Why we need to improve legal aid services to Ontario’s Aboriginal clients

By John McCamus

Last month, I had the privilege of joining a panel discussion during the Indigenous Bar Association’s 25th annual conference student day for Aboriginal students. And on Nov. 20, I look forward to my role as keynote speaker for the Nishnawbe-Aski Nation Wide Justice Summit dinner (which we help fund).

These engagements provide me with a welcome opportunity to talk about the many opportunities now available at Legal Aid Ontario (LAO) for Indigenous law students and about our Aboriginal Justice Strategy. But they also raise a number of timely issues relevant to everyone interested in access to justice.

I think it is essential for LAO — and for the legal profession in general — to understand the importance of providing more supports to Ontario’s Aboriginal peoples. It’s important for LAO because we have a statutory mandate to promote access to justice throughout Ontario for low-income individuals. And it’s important to our justice system partners because awareness of Aboriginal-specific legal issues and rights are an important part of the equation when discussing how to provide improved legal aid services to Aboriginal clients who are within the Canadian justice system.

Why? The numbers speak for themselves. While Aboriginal people only make up two per cent of Ontario’s population, they are, sadly, overrepresented, within the criminal justice system — particularly Aboriginal youth — and are also overrepresented in dealing with Children’s Aid Society matters. Between April 1, 2012 and March 31, 2013 alone:

  • 12 per cent of the certificates we issued during this timeframe — a total of 11,175 certificates — were to people who identified as Aboriginal. This is an increase of two per cent from the 2011/2012 fiscal year.
  • 13 per cent of the certificates LAO issued for serious offences are for Aboriginal clients
  • 11 per cent of LAO’s criminal certificates issued to youth are Aboriginal clients
  •  9 per cent of any CFSA related certificates are issued to Aboriginal clients

We have accomplished a great deal in the five years. Among our many activities, we have developed panel standards for representation of Aboriginal clients in criminal matters, begun to provide staff duty counsel services in Gladue court locations and, in some districts, partnered with Aboriginal defence counsel who provide on-reserve advice clinics to Aboriginal community members.

We have increased accessibility of information on LAO services for Aboriginal people through LAO’s website and public legal education materials.

We have also provided ongoing support to the Nishnawbe-Aski Legal Services Corporation; the Ontario Federation of Indian Friendship Centres’ Community Justice Program; Aboriginal Legal Services of Toronto’s Gladue caseworker program in the GTA.
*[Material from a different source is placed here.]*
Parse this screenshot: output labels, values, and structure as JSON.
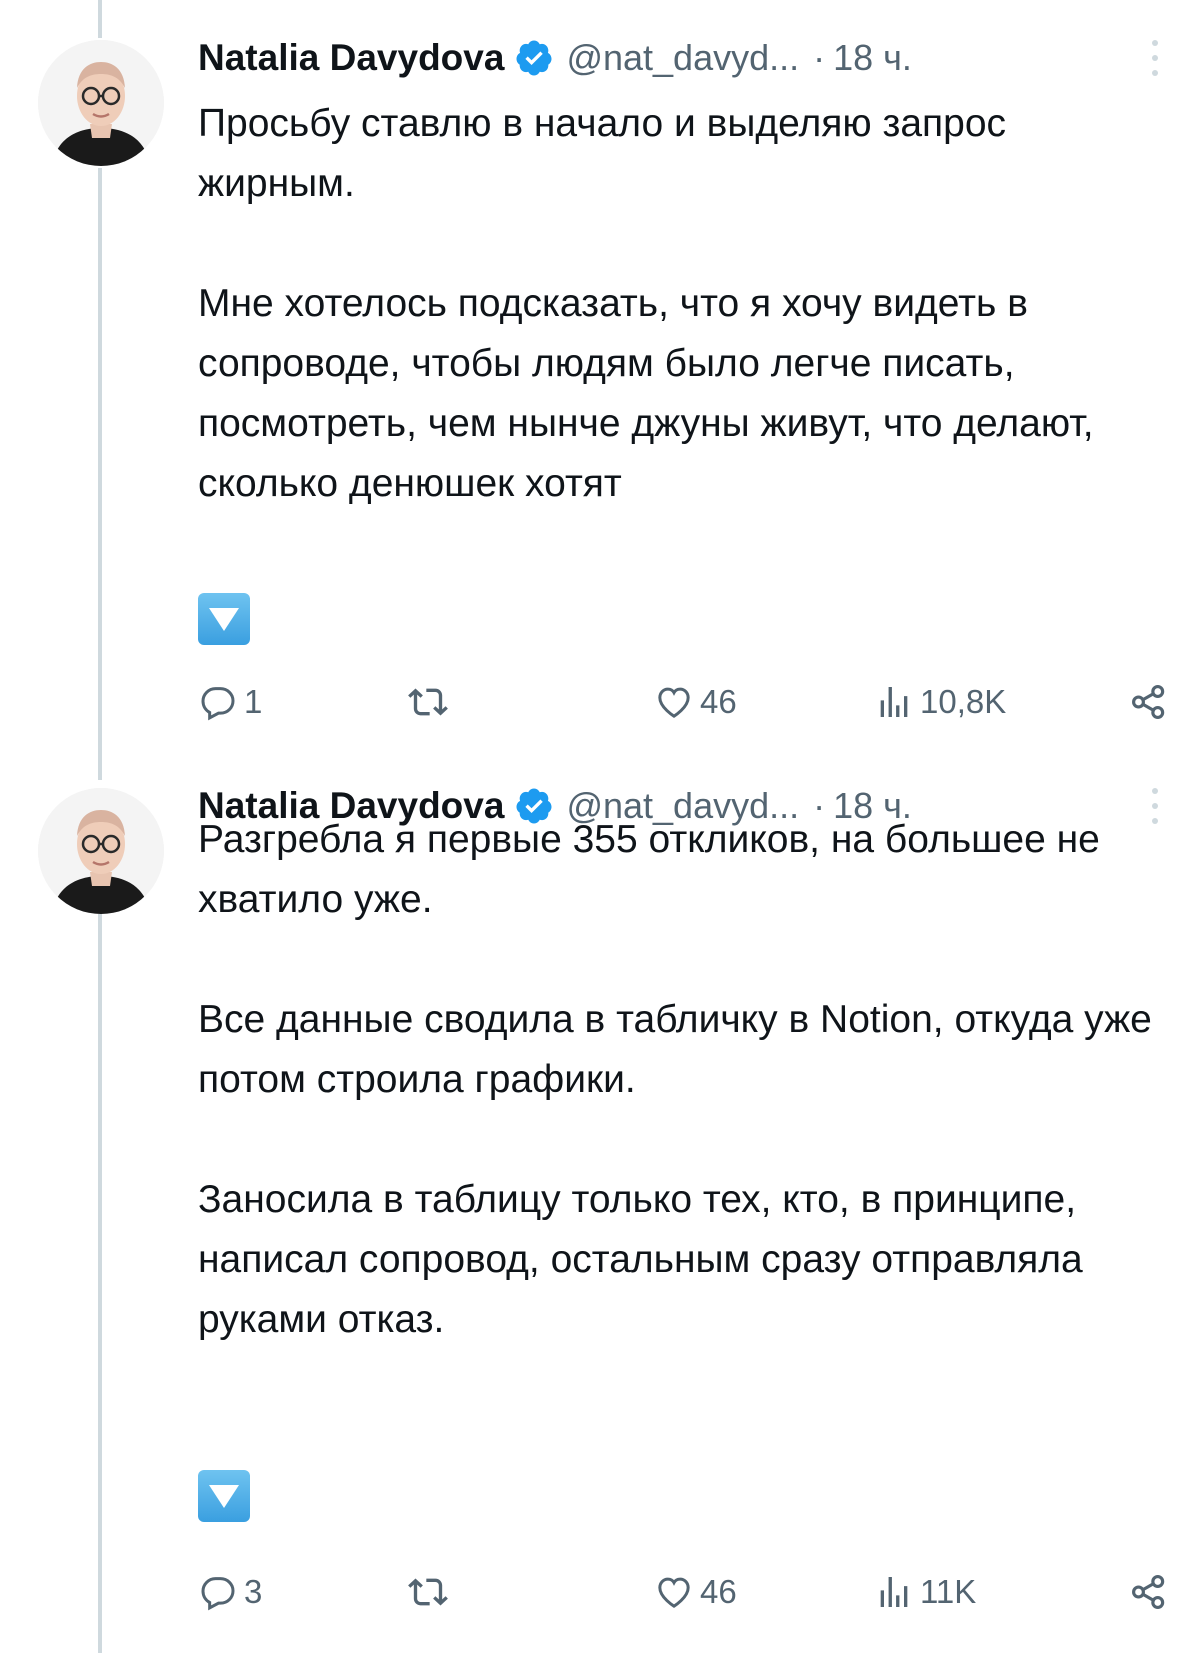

These accomplishments have noticeably increased understanding and awareness among LAO staff and service providers regarding Aboriginal clients and communities.

But much remains to be done — given the increasing need for Aboriginal legal representation and the woeful lack of Gladue report services to meet this demand.

We are launching another phase of our Aboriginal Justice Strategy. Our strategic priorities over the next five years will be to:

  • update and improve LAO’s understanding of the legal needs and unique circumstances of Aboriginal populations in Ontario and how to address them
  • strengthen LAO’s internal capacity to enhance services to Aboriginal clients and communities, and ensure sustainability of improvements
  • improve and increase access to Gladue services for Aboriginal people and communities
  • develop a place-based model for delivering legal aid services that is responsive to the localized needs of Aboriginal individuals and communities and in recognition of the fact that communities in different geographic areas have unique needs.

We all, however, have a role to play. We’d like to hear more about other services provided to Aboriginal people and communities, and continue to establish on-going and localized relationships with Aboriginal communities, stakeholders, and service providers.

I’d be happy to hear from you, as would LAO policy counsel Fallon Melander, who was recently elected to the Indigenous Bar Association’s Board of Directors. If you have any thoughts to share with LAO, please provide us with your feedback in the comments below.

John McCamus has served as the Chair of Legal Aid Ontario’s Board of Directors since 2007. He is a Professor of Law at Osgoode Hall Law School of York University and Chair of the Board of Directors of the Canadian Civil Liberties Association. He is also an Associated Scholar in the Toronto office of Davies Ward Phillips & Vineberg LLP.